_ACTIVITY_. Wherever the string "true" appears in the entries below, return the line that holds it.

Records from a dataset
----------------------------------------
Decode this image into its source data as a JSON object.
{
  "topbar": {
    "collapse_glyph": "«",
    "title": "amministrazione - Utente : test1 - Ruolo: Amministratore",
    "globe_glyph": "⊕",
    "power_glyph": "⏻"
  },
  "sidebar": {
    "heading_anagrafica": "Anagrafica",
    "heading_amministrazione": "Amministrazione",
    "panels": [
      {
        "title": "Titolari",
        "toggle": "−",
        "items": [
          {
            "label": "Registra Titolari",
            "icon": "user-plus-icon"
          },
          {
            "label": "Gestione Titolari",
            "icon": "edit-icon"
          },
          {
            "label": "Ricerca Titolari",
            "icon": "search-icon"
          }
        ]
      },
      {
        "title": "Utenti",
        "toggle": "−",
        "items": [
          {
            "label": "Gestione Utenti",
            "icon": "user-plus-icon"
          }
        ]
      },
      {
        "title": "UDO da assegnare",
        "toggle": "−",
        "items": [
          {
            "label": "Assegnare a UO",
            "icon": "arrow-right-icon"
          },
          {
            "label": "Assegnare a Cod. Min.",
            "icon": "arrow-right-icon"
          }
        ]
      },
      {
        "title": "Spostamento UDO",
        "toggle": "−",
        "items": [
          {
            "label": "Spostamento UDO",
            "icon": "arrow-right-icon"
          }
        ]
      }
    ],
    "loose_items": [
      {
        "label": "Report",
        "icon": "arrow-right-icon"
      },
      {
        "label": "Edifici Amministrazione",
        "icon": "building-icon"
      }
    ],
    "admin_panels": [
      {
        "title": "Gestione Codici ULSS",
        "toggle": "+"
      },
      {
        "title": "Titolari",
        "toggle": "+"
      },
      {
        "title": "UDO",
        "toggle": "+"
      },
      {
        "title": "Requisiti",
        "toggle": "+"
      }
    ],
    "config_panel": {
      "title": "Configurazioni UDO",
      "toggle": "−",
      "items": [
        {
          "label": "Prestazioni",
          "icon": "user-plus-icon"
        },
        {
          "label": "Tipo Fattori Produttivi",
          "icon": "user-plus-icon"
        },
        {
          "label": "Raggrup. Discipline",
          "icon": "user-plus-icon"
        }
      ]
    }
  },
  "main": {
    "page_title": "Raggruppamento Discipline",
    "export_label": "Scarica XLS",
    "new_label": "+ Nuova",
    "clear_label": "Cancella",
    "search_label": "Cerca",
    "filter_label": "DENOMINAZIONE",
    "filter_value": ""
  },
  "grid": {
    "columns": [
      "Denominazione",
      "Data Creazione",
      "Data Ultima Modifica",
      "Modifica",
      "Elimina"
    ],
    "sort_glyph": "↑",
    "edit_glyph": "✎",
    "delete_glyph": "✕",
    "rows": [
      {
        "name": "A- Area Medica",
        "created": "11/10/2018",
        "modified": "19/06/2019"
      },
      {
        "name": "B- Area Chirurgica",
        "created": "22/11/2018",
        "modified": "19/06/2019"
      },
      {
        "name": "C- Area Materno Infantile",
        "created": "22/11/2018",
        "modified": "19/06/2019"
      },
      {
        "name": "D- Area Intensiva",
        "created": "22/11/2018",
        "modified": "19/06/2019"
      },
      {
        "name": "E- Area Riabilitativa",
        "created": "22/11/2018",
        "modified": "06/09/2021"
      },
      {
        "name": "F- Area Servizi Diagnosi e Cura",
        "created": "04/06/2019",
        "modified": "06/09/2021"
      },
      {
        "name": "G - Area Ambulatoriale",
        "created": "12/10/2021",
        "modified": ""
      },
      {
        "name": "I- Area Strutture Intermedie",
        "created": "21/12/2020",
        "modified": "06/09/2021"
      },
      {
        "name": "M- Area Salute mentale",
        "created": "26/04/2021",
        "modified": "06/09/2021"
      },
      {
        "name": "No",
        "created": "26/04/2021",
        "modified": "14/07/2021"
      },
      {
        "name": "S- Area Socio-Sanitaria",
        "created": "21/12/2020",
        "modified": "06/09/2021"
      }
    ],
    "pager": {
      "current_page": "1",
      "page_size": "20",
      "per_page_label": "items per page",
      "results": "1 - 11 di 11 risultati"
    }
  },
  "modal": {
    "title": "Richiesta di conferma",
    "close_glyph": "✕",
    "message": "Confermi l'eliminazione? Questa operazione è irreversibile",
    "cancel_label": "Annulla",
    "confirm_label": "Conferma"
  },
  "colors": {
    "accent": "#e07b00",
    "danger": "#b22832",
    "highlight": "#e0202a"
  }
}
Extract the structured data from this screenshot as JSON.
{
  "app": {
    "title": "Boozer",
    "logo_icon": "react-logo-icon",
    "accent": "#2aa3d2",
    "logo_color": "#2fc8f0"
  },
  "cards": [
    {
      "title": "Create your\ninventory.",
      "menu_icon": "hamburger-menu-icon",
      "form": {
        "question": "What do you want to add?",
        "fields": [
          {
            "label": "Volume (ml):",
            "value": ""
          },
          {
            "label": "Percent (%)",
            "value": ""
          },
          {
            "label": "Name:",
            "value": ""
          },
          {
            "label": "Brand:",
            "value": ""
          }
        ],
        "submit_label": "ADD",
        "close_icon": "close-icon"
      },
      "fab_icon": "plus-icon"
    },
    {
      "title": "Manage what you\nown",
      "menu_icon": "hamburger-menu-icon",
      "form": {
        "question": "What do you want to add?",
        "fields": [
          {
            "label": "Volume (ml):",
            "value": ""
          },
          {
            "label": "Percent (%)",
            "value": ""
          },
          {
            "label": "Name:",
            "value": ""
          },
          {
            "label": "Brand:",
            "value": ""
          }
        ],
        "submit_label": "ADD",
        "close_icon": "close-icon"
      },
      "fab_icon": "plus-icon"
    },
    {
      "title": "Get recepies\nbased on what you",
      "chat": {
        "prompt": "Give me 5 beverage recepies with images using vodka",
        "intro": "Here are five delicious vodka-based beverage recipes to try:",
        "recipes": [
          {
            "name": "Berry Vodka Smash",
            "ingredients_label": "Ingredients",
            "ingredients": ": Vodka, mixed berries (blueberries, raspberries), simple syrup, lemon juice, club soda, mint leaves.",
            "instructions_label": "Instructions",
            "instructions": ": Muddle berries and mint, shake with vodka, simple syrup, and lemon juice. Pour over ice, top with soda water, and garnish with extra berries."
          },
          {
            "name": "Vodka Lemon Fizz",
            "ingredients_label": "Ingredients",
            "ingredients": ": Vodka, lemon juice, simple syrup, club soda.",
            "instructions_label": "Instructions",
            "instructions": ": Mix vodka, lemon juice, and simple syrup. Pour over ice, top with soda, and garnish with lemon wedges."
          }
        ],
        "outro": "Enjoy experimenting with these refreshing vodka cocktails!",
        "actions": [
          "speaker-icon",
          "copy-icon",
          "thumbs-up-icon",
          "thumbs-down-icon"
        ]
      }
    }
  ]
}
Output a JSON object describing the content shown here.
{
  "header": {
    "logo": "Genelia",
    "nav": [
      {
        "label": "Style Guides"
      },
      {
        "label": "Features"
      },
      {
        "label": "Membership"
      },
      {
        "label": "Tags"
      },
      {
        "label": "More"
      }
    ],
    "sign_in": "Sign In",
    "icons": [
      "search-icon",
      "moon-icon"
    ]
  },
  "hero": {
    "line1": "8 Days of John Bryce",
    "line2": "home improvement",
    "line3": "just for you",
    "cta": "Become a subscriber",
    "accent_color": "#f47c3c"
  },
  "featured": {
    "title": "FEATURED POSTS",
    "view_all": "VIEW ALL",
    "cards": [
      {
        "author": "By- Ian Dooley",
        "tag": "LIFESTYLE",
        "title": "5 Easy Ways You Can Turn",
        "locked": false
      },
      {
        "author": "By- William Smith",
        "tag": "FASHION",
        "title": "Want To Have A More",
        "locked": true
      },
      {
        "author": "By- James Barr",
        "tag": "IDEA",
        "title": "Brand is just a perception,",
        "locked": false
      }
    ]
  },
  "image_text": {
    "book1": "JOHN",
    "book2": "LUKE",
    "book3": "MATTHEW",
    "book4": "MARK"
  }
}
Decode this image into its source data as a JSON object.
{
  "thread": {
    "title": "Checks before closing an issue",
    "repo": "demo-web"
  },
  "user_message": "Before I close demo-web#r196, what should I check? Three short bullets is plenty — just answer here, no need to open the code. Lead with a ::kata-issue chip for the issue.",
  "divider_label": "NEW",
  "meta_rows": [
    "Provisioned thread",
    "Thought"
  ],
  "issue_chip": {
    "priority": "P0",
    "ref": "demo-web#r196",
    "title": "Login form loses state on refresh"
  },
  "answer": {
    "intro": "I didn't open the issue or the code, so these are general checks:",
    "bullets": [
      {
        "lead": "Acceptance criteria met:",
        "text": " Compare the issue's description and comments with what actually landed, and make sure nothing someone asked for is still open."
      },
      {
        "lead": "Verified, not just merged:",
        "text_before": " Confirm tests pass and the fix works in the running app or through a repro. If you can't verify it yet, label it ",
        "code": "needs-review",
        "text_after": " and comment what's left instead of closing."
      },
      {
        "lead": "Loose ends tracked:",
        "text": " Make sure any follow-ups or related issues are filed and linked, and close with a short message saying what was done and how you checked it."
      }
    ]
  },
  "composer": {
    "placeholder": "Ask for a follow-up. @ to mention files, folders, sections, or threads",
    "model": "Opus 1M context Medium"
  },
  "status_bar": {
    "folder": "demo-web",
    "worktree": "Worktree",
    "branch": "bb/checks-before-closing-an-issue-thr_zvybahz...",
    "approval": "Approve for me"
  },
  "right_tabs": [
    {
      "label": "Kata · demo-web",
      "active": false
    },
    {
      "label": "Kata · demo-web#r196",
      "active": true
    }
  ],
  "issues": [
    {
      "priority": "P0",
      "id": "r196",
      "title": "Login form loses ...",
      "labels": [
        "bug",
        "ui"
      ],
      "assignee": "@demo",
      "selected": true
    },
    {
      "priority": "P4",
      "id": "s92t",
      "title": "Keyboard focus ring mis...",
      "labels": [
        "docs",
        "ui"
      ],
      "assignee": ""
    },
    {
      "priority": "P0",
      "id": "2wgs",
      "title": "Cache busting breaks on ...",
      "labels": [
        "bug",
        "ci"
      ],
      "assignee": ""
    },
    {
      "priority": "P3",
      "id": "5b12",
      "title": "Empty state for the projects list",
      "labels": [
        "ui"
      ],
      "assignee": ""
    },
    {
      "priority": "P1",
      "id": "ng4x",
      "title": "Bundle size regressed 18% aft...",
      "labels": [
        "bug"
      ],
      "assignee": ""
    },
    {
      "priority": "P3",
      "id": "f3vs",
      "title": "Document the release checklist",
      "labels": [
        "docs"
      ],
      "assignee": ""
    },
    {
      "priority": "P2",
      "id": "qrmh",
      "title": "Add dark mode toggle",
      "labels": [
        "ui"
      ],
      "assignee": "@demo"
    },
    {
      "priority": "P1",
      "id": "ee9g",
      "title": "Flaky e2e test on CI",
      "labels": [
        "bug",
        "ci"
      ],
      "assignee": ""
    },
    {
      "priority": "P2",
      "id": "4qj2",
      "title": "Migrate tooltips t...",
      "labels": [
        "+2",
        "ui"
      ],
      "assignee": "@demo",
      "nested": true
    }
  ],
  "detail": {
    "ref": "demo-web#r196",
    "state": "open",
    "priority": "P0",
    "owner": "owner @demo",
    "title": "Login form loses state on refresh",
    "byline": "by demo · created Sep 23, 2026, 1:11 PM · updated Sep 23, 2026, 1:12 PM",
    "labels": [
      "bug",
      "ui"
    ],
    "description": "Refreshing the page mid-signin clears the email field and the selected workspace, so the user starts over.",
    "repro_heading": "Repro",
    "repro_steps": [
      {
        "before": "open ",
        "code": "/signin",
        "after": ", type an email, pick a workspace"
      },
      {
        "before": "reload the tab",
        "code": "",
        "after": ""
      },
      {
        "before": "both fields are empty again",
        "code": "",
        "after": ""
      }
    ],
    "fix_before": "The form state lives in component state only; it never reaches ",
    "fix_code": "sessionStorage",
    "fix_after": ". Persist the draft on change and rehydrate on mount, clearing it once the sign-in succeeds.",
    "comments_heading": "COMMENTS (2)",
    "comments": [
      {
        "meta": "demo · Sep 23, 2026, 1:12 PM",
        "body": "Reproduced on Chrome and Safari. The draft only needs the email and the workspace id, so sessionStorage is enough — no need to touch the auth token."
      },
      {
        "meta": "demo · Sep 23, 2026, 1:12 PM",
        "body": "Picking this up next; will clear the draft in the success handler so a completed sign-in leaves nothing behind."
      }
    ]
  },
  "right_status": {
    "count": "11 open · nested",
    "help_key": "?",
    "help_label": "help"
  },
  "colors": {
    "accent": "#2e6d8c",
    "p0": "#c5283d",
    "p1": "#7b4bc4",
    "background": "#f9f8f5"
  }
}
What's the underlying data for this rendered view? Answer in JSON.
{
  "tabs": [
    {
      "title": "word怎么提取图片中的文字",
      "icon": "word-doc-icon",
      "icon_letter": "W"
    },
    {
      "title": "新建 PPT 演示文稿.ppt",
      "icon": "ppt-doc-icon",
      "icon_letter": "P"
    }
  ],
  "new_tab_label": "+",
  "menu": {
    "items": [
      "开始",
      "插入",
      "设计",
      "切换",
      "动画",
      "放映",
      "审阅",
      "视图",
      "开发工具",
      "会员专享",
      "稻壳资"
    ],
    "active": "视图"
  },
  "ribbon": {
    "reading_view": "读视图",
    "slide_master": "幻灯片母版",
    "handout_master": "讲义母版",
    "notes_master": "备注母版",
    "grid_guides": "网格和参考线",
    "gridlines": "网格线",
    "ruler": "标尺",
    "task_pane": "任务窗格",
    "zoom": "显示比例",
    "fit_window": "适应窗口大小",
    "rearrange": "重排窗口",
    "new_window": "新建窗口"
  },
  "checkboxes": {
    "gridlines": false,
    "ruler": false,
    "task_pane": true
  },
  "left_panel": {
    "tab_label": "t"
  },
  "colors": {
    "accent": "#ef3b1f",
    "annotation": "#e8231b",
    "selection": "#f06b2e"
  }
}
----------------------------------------
_SOLUTION FOR THIS PROBLEM_.
        "locked": true
      "active": true
      "selected": true
      "nested": true
    "task_pane": true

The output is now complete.